This chapter frames climate change mitigation policies in the context of general development issues and recognizes that there is a two-way relationship between climate change and sustainable development. These relationships create a wide potential for linking climate change and sustainable development policies, and an emerging literature has identified methodological approaches and specific policies that can be used to explore synergies and tradeoffs between climate change and economic, social, and environmental sustainability dimensions.
Decision-making about climate change policies is a very complex and demanding task since there is no single decisionmaker and different stakeholders assign different values to climate change impacts and to the costs and benefits of policy actions. However, many new initiatives emerge from governmental cooperation efforts, the business sector and NGOs (non-governmental organizations), so various coalitions presently play an increasing role. A large number of analytical approaches can be used to support decision-making, and progress has been made both in integrated assessment models, policy dialogues and other decision support tools.

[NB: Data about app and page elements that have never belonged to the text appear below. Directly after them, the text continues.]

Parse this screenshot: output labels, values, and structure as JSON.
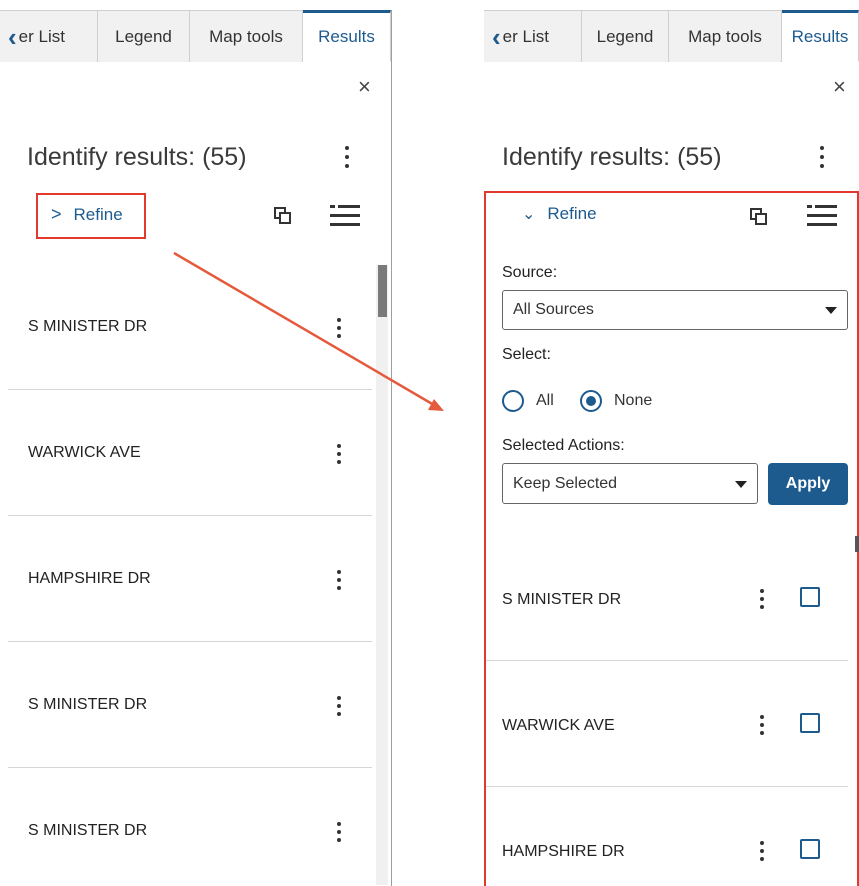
{
  "tabs": [
    {
      "label": "er List",
      "has_back_chevron": true,
      "active": false
    },
    {
      "label": "Legend",
      "active": false
    },
    {
      "label": "Map tools",
      "active": false
    },
    {
      "label": "Results",
      "active": true
    }
  ],
  "panel": {
    "title": "Identify results: (55)",
    "refine_label": "Refine",
    "close_icon": "×"
  },
  "refine_panel": {
    "source_label": "Source:",
    "source_value": "All Sources",
    "select_label": "Select:",
    "radio_options": [
      {
        "label": "All",
        "selected": false
      },
      {
        "label": "None",
        "selected": true
      }
    ],
    "actions_label": "Selected Actions:",
    "actions_value": "Keep Selected",
    "apply_label": "Apply"
  },
  "left_results": [
    "S MINISTER DR",
    "WARWICK AVE",
    "HAMPSHIRE DR",
    "S MINISTER DR",
    "S MINISTER DR"
  ],
  "right_results": [
    "S MINISTER DR",
    "WARWICK AVE",
    "HAMPSHIRE DR"
  ],
  "colors": {
    "accent": "#1d5b8f",
    "highlight": "#e03a2e"
  }
}
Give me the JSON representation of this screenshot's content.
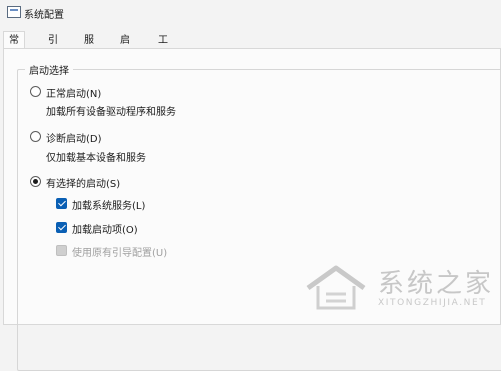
{
  "window": {
    "title": "系统配置",
    "icon": "msconfig-icon"
  },
  "tabs": [
    {
      "label": "常规",
      "active": true
    },
    {
      "label": "引导",
      "active": false
    },
    {
      "label": "服务",
      "active": false
    },
    {
      "label": "启动",
      "active": false
    },
    {
      "label": "工具",
      "active": false
    }
  ],
  "startup_selection": {
    "legend": "启动选择",
    "options": [
      {
        "label": "正常启动(N)",
        "description": "加载所有设备驱动程序和服务",
        "selected": false
      },
      {
        "label": "诊断启动(D)",
        "description": "仅加载基本设备和服务",
        "selected": false
      },
      {
        "label": "有选择的启动(S)",
        "selected": true
      }
    ],
    "selective_items": [
      {
        "label": "加载系统服务(L)",
        "checked": true,
        "enabled": true
      },
      {
        "label": "加载启动项(O)",
        "checked": true,
        "enabled": true
      },
      {
        "label": "使用原有引导配置(U)",
        "checked": true,
        "enabled": false
      }
    ]
  },
  "watermark": {
    "text": "系统之家",
    "url": "XITONGZHIJIA.NET"
  }
}
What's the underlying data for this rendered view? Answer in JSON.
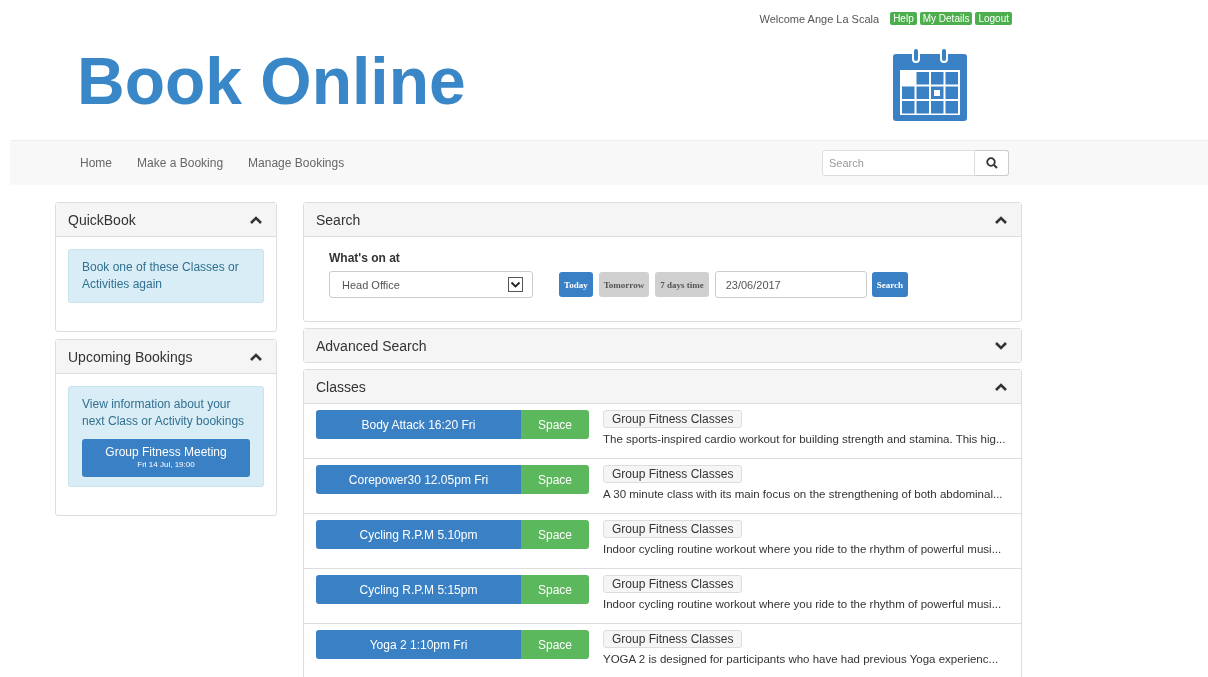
{
  "top_bar": {
    "welcome": "Welcome Ange La Scala",
    "links": [
      "Help",
      "My Details",
      "Logout"
    ]
  },
  "header": {
    "title": "Book Online"
  },
  "nav": {
    "items": [
      "Home",
      "Make a Booking",
      "Manage Bookings"
    ],
    "search": {
      "placeholder": "Search"
    }
  },
  "quickbook": {
    "title": "QuickBook",
    "expanded": true,
    "info": "Book one of these Classes or Activities again"
  },
  "upcoming": {
    "title": "Upcoming Bookings",
    "expanded": true,
    "info": "View information about your next Class or Activity bookings",
    "booking": {
      "name": "Group Fitness Meeting",
      "when": "Fri 14 Jul, 19:00"
    }
  },
  "search_panel": {
    "title": "Search",
    "expanded": true,
    "label": "What's on at",
    "location": "Head Office",
    "days": [
      {
        "label": "Today",
        "selected": true
      },
      {
        "label": "Tomorrow",
        "selected": false
      },
      {
        "label": "7 days time",
        "selected": false
      }
    ],
    "date": "23/06/2017",
    "button": "Search"
  },
  "advanced_search": {
    "title": "Advanced Search",
    "expanded": false
  },
  "classes": {
    "title": "Classes",
    "expanded": true,
    "rows": [
      {
        "name": "Body Attack 16:20 Fri",
        "availability": "Space",
        "category": "Group Fitness Classes",
        "description": "The sports-inspired cardio workout for building strength and stamina. This hig..."
      },
      {
        "name": "Corepower30 12.05pm Fri",
        "availability": "Space",
        "category": "Group Fitness Classes",
        "description": "A 30 minute class with its main focus on the strengthening of both abdominal..."
      },
      {
        "name": "Cycling R.P.M 5.10pm",
        "availability": "Space",
        "category": "Group Fitness Classes",
        "description": "Indoor cycling routine workout where you ride to the rhythm of powerful musi..."
      },
      {
        "name": "Cycling R.P.M 5:15pm",
        "availability": "Space",
        "category": "Group Fitness Classes",
        "description": "Indoor cycling routine workout where you ride to the rhythm of powerful musi..."
      },
      {
        "name": "Yoga 2 1:10pm Fri",
        "availability": "Space",
        "category": "Group Fitness Classes",
        "description": "YOGA 2 is designed for participants who have had previous Yoga experienc..."
      }
    ]
  }
}
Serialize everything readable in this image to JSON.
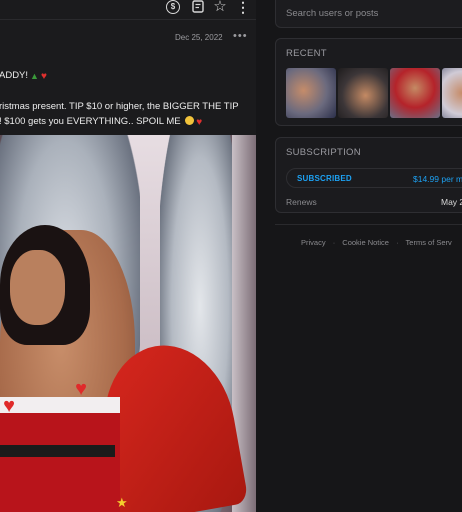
{
  "header": {
    "icons": [
      "coin-icon",
      "note-icon",
      "star-icon",
      "more-icon"
    ],
    "coin_glyph": "$"
  },
  "post": {
    "date": "Dec 25, 2022",
    "more": "•••",
    "line1": "ADDY!",
    "line2": "ristmas present. TIP $10 or higher, the BIGGER THE TIP",
    "line3": "! $100 gets you EVERYTHING.. SPOIL ME"
  },
  "sidebar": {
    "search_placeholder": "Search users or posts",
    "recent_title": "RECENT",
    "subscription_title": "SUBSCRIPTION",
    "subscribed_label": "SUBSCRIBED",
    "price": "$14.99 per mo",
    "renews_label": "Renews",
    "renew_date": "May 2"
  },
  "footer": {
    "privacy": "Privacy",
    "cookie": "Cookie Notice",
    "terms": "Terms of Serv",
    "sep": "·"
  },
  "colors": {
    "accent": "#1da1f2",
    "background": "#161618"
  }
}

Like most policy-making, climate policy involves trading off risks and uncertainties. Risks and uncertainties have not only natural but also human and social dimensions. They arise from missing, incomplete and imperfect evidence, from voluntary or involuntary limits to information management, from difficulties in incorporating some variables into formal analysis, as well as from the inherently unpredictable elements of complex systems. An increasing international literature considers how the limits of the evidence basis and other sources of uncertainties can be estimated.